    Assessing School Environmental Safety
    Assessing Nutrition Services
    Assessing Health Services
    Assessing School Employee Wellness
    Assessing Family and Community Involvement

    About the Contributors
    About the Editors

    About the Author

    David A. Birch, PhD, MCHES, is professor and chair of the department of health science at the University of Alabama. He is president-elect of the Society for Public Health Education (SOPHE) and is past president of the American Association for Health Education (AAHE). He has served on the board of directors of AAHE, the American School Health Association (ASHA), and the National Association of Health Education Centers (NAHEC) and on the board of trustees of the Society for Public Health Education (SOPHE). Dr. Birch is cochair of the National Implementation Task Force for Accreditation in Health Education, a member of the Governing Council of the American Public Health Association, and a member of the board of directors of the Foundation for the Advancement for Health Education. He is chair of the editorial board of the Journal of School Health and a member of the editorial boards of Pedagogy in Health Promotion: The Scholarship of Teaching and Learning and the American Journal of Health Studies. Dr. Birch is a charter fellow of AAHE and a fellow of ASHA. He has received the Eta Sigma Gamma Honor Award (2015), the SOPHE Presidential Citation (2012), the ASHA Outstanding Researcher Award (2010), AAHE Professional Service Award (2008), the AAHE Presidential Citation (2008, 2012, and 2013), and the ASHA Distinguished Service Award (1996). He was the 2008 Ann E. Nolte Scholar in Health Education at Illinois State University and a 2000 Robert D. Russell Scholar at Southern Illinois University at Carbondale. As a faculty member at Indiana University, Dr. Birch received the Trustee’s Teaching Award and the Teaching Excellence Recognition Award. His research interests include professional preparation, professional leadership, and the Whole School, Whole Community, Whole Child model.

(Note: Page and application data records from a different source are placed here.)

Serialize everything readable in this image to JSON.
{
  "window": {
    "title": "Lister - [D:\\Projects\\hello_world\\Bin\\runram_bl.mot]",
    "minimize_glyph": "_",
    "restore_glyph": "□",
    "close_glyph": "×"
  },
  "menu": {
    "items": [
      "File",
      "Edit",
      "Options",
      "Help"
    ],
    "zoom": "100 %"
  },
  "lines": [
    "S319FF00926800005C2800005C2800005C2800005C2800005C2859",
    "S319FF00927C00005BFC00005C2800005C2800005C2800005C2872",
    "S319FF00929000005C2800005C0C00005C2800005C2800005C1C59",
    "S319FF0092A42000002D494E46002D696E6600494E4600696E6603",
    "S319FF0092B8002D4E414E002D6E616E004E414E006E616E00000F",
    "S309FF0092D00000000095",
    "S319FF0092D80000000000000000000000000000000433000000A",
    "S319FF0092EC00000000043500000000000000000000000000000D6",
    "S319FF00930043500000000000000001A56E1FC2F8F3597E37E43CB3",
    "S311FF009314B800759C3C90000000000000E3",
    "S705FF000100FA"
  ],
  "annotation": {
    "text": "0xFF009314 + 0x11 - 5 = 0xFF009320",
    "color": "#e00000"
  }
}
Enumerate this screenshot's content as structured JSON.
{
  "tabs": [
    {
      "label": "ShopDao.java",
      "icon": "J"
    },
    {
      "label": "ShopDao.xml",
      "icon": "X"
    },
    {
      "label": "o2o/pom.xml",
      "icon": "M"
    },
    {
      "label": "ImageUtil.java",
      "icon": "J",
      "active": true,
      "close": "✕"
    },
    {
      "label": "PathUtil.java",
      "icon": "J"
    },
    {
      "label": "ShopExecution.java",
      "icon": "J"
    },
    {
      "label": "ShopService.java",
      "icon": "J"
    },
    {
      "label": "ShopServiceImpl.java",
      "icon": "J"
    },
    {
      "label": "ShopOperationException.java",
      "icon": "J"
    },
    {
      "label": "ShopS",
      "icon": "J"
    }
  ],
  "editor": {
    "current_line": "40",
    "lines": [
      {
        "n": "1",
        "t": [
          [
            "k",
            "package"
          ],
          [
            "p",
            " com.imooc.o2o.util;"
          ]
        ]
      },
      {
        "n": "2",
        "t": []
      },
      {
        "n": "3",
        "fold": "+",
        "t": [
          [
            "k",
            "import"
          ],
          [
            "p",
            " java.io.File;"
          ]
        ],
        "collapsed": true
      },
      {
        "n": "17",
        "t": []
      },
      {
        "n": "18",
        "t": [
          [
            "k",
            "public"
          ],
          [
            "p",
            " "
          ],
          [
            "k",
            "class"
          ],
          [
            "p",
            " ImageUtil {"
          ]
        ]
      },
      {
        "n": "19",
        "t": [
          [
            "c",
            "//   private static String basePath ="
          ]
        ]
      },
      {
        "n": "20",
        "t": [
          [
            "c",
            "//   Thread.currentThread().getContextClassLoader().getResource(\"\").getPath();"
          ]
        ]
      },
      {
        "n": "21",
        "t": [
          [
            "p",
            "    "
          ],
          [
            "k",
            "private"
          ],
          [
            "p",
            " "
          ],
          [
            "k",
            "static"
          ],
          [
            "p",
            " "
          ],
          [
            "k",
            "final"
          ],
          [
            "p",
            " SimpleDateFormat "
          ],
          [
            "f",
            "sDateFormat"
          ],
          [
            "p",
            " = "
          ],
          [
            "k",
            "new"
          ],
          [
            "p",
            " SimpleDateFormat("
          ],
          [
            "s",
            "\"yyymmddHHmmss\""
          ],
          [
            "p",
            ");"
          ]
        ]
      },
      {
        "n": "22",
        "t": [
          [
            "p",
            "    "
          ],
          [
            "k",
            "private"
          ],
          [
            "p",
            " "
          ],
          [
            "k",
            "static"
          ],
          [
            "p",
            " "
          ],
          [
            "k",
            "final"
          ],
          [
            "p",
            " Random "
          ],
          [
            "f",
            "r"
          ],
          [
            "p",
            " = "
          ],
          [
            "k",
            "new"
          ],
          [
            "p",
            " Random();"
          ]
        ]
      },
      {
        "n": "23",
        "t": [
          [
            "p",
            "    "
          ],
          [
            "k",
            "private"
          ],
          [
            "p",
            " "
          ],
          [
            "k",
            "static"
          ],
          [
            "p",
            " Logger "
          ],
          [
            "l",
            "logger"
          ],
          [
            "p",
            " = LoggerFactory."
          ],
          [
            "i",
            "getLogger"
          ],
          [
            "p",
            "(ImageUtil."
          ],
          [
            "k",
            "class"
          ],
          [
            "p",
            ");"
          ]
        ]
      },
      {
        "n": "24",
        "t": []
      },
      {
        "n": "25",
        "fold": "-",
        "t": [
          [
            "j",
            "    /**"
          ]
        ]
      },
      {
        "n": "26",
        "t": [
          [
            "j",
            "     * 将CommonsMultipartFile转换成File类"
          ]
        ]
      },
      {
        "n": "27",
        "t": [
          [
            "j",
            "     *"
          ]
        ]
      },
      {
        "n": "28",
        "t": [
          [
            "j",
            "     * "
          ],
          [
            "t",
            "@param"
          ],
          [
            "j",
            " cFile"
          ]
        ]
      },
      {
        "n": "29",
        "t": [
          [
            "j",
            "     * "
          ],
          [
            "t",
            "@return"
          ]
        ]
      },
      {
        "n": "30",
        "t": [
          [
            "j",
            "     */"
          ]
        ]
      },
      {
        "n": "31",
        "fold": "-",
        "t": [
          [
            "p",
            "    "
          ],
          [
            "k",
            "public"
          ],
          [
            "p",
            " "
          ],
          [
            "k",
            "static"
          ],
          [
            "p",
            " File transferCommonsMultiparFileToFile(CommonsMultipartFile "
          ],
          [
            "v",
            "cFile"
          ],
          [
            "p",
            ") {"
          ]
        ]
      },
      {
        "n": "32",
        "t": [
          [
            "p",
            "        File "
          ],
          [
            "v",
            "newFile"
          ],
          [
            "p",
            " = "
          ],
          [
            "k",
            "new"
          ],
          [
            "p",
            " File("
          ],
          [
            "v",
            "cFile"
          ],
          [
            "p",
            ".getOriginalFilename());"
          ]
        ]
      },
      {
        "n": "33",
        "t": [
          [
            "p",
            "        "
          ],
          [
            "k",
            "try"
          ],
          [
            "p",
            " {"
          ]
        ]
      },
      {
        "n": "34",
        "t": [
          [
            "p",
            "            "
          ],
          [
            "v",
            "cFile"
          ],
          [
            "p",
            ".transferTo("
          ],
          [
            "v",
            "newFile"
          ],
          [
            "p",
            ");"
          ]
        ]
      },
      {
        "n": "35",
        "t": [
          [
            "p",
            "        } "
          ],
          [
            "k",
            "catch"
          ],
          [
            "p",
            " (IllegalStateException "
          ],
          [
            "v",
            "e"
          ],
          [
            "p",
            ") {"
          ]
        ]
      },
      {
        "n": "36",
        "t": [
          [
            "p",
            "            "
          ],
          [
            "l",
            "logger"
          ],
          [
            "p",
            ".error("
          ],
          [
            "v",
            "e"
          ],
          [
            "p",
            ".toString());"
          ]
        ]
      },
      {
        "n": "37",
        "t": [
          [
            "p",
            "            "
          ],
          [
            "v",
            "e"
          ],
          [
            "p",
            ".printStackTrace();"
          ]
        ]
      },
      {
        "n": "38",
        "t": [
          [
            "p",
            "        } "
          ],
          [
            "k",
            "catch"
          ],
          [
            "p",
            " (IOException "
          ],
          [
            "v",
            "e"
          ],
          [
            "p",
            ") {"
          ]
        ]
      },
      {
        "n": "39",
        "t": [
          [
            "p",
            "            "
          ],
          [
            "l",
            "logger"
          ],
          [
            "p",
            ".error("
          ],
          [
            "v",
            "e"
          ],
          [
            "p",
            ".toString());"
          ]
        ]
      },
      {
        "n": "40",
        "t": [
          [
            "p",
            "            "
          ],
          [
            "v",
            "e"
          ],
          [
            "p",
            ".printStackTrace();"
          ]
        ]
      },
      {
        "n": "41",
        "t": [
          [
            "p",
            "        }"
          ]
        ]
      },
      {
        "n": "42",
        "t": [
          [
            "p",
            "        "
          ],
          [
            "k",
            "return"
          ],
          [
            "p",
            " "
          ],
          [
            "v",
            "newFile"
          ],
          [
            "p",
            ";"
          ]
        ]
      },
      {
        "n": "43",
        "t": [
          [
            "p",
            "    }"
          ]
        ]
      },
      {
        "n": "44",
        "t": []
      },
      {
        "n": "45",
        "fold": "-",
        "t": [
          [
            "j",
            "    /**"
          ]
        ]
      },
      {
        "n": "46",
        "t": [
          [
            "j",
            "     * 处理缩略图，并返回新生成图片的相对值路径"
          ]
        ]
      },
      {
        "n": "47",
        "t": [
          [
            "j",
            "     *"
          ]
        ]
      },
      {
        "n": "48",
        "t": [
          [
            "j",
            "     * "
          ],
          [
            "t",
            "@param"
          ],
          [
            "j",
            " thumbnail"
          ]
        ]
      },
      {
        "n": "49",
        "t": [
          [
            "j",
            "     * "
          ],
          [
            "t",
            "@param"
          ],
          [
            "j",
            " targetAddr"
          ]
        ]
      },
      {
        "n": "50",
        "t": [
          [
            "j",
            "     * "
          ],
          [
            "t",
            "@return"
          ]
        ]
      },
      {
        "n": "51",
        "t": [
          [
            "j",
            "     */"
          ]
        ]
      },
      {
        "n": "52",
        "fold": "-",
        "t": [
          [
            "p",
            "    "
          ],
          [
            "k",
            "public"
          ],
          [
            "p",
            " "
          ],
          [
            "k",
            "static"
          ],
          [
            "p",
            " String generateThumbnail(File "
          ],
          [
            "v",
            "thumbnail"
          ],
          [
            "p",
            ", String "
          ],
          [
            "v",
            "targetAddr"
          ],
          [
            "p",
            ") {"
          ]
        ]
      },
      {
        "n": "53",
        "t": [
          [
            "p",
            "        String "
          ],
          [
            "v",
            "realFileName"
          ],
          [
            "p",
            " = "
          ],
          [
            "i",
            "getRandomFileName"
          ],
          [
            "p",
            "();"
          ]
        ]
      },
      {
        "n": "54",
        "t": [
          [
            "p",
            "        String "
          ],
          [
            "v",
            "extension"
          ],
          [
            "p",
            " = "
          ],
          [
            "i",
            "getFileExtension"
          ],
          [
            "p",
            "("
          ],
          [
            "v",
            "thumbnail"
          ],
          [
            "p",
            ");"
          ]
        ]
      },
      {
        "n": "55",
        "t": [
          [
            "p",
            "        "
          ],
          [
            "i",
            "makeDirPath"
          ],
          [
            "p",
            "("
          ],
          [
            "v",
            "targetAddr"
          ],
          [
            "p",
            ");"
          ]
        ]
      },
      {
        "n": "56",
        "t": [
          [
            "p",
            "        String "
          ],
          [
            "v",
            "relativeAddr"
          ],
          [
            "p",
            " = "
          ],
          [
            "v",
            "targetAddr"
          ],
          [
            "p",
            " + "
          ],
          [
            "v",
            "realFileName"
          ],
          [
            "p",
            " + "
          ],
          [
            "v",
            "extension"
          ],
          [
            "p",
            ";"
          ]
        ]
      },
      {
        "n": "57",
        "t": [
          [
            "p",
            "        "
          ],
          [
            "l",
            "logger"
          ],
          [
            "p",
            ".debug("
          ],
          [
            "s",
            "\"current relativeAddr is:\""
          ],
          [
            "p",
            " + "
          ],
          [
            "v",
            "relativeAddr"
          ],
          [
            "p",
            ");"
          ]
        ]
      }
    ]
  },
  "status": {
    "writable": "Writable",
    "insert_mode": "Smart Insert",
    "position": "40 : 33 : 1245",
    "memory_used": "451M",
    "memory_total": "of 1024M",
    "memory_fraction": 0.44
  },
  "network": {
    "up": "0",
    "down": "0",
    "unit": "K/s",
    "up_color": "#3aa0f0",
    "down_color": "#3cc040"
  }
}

    Donna M. Videto, PhD, MCHES, is a professor of health at SUNY College at Cortland. She is a national leader in school health and has published articles on health education in several journals, written chapters in four books, and coauthored a book on assessment in health education. She has also made numerous presentations across the United States on health education and was given the 2012 New York AHPERD Amazing People Award for outstanding contributions and commitment to professional excellence. She became an American Association for Health Education fellow in 2012, and she has received several awards for her teaching. Videto is a member of the American School Health Association and the Society for Public Health Education.